Serves 4 to 6
Having lived in the Northern part of the San Francisco Bay Area a great part of my life, the wonderful tales of recipes of that area from the “bye-gone” days became a great part of my life.
I had often frequented Original Joes in San Francisco which originated in 1937 so this was one of my favorite dishes. The restaurant started in the Tenderloin District of “The City” and had sawdust-covered floors and 14 bar stools. It was known for serving people from all walks of life: ”from the head politician to the head prostitute”. It’s now located in the North Beach area and the Tenderloin spot will be made into an historical significance. It’s run by the same family, the Rodins.
I made this dish at home very often. Now it’s part of the CA for Visitors Recipe Collection on the CA visitors web site. I had often heard that this dish really originated from the gold rush days, however, that was definitely before my time and I did first have it at Joe’s. Sometimes I make it for dinner; other times for brunch or breakfast. It’s always delicious and very versatile. So here it is:
1/4 C. Olive Oil
1 lb. ground sirloin of beef
2 onions, finely chopped
2 cloves of garlic, finely minced
half a lb. of sliced mushrooms
1/4 C. cooking sherry
2 C. fresh spinach, coarsely chopped
4 to 6 beaten eggs
1 tsp. dried oregano leaves
1/4 tsp. of oregano leaves
1 tsp. salt
1/4 tsp ground pepper
1/2 tsp. Parmesan cheese
1. Heat the olive oil in a deep skillet and add the crumbled ground sirloin, chopped onions, and minced garlic. Cook until the beef is almost browned and the onions and garlic are tender.
2. Add the mushrooms and cook until they are soft.
3. Add sherry to the mixture, heat about a minute, and stir in spinach and seasonings.

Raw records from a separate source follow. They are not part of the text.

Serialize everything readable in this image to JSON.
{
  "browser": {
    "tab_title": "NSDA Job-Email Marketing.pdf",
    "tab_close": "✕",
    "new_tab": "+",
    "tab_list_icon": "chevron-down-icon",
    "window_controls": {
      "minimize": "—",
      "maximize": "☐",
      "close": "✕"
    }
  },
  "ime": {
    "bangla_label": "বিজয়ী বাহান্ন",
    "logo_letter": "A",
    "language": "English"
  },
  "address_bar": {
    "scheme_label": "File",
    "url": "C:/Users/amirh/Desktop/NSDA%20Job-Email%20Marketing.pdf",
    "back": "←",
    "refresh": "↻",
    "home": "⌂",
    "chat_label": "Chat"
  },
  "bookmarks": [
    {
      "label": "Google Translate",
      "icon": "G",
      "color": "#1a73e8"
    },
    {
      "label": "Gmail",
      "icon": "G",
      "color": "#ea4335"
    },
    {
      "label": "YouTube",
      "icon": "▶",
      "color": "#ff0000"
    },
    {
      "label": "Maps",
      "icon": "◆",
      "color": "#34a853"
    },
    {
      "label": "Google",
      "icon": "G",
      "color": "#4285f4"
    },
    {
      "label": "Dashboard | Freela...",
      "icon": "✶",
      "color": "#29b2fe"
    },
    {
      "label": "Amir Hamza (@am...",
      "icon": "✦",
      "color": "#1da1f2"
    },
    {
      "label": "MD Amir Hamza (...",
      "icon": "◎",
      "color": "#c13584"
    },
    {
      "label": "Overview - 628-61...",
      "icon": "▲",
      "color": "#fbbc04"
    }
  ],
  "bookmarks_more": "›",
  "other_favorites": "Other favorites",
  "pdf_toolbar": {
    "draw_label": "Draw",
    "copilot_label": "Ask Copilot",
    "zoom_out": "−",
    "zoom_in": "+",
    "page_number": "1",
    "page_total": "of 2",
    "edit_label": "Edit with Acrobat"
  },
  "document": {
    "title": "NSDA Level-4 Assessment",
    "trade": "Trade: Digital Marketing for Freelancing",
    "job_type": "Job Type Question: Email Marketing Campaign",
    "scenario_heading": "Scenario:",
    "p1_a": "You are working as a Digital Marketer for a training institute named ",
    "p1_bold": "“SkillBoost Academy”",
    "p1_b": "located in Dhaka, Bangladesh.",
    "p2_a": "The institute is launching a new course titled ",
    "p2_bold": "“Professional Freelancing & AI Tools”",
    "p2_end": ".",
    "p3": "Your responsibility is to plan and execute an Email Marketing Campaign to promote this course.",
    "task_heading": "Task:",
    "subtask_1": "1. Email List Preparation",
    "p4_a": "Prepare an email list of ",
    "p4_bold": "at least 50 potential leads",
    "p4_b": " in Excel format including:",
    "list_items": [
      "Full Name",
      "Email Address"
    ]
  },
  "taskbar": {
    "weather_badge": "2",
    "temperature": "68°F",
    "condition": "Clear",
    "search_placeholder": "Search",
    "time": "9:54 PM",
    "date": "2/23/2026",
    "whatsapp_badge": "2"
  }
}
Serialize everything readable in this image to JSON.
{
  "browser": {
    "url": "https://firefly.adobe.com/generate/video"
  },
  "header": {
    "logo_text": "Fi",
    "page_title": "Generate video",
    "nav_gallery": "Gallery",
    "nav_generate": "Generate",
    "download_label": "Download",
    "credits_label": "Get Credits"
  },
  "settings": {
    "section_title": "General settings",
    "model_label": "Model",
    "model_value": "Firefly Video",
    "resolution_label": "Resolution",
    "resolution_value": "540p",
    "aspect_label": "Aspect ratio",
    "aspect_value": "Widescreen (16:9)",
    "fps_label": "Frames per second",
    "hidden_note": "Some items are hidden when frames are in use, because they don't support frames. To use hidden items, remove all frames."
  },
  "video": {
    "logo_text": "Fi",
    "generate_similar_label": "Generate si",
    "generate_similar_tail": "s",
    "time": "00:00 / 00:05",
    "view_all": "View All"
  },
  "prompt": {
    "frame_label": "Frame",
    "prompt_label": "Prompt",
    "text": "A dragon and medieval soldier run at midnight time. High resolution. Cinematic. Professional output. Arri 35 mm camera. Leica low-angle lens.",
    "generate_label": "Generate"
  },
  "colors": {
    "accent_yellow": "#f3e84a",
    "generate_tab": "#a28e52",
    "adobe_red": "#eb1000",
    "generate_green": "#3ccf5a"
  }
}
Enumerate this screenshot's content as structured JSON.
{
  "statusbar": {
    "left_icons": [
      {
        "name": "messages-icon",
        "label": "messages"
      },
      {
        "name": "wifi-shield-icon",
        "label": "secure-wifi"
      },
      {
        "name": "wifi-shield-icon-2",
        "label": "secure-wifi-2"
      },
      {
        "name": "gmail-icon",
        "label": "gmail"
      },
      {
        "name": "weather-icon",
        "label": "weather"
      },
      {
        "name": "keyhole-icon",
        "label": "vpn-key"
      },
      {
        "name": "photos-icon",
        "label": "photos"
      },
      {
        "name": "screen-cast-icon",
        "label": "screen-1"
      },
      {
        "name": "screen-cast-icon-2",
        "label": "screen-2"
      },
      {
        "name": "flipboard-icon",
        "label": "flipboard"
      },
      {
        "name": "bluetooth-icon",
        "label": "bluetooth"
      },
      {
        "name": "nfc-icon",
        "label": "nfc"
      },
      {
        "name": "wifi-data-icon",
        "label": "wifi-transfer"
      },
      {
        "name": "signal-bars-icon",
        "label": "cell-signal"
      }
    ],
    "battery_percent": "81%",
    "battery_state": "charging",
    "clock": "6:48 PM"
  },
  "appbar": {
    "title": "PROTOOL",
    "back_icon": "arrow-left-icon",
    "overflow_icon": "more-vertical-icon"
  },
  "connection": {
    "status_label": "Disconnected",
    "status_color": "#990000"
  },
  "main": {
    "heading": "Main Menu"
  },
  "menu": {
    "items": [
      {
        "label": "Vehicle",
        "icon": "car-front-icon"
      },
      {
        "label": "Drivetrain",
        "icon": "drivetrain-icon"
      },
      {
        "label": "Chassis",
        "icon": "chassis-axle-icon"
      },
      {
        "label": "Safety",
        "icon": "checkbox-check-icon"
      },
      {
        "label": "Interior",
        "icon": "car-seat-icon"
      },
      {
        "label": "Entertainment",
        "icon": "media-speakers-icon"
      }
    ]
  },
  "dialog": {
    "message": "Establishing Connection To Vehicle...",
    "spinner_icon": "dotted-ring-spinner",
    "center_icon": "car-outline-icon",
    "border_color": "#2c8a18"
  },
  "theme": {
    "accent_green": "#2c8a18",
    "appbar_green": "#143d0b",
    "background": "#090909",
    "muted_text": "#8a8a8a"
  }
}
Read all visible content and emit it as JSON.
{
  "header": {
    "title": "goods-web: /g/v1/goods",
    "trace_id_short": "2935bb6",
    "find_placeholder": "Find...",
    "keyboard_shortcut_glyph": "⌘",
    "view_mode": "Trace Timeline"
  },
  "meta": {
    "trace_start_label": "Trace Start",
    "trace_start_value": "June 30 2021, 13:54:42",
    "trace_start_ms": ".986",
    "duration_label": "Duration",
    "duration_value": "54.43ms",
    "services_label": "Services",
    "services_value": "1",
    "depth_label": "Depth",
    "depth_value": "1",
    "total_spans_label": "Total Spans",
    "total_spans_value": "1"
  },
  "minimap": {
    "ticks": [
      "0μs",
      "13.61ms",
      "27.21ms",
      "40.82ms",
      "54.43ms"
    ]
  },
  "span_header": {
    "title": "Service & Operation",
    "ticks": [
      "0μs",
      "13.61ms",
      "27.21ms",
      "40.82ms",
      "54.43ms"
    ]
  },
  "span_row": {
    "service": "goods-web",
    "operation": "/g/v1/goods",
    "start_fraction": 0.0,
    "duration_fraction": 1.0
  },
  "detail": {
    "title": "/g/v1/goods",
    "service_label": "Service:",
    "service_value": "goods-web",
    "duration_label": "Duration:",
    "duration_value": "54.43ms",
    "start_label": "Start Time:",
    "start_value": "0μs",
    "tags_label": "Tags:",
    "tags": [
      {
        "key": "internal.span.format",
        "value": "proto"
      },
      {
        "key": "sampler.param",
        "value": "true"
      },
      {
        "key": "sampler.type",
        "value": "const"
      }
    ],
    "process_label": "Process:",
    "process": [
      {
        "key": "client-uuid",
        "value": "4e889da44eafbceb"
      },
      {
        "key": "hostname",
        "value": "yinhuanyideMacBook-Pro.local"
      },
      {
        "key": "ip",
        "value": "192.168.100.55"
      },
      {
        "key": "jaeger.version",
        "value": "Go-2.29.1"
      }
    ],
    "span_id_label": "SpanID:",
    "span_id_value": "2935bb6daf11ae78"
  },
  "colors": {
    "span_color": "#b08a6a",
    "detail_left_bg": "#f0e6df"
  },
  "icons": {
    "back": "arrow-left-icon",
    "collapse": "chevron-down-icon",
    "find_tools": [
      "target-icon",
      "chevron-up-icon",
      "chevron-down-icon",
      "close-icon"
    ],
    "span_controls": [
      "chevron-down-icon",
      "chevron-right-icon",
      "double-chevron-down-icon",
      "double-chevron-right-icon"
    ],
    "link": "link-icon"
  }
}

4. Cook the mixture until just heated throughout.
5. Add the beaten eggs and cook, stirring, until the eggs are firm but still tender.
6. Remove from heat and stir in the Parmesan cheese.
Joe’s Special is traditionally served with sourdough (San Francisco of course) French break and a hearty Italian red wine and sometimes a green salad. It is also often served as a high-protein breakfast dish with a toasted sourdough English muffin, OJ, and for an especially filling meal—hash browned potatoes on the side. Many people also like it served with hot pepper sauce.
You can stir this dish constantly while cooking the eggs, which will result in the eggs being completely blended with the spinach. Stir it less often after the eggs are added, like you would if you were making scrabled eggs, if you would like to have discernable pieces of scrambled egg in the dish:
Swiss chard or one packages of frozen chopped spinach can be substituted for the fresh spinach.
Canned can be used; however, fresh is SOOO much better.
If higher fat ground beef is substituted for the ground sirloin, you can use less olive oil.
Romano cheese can be substituted for the Parmesan.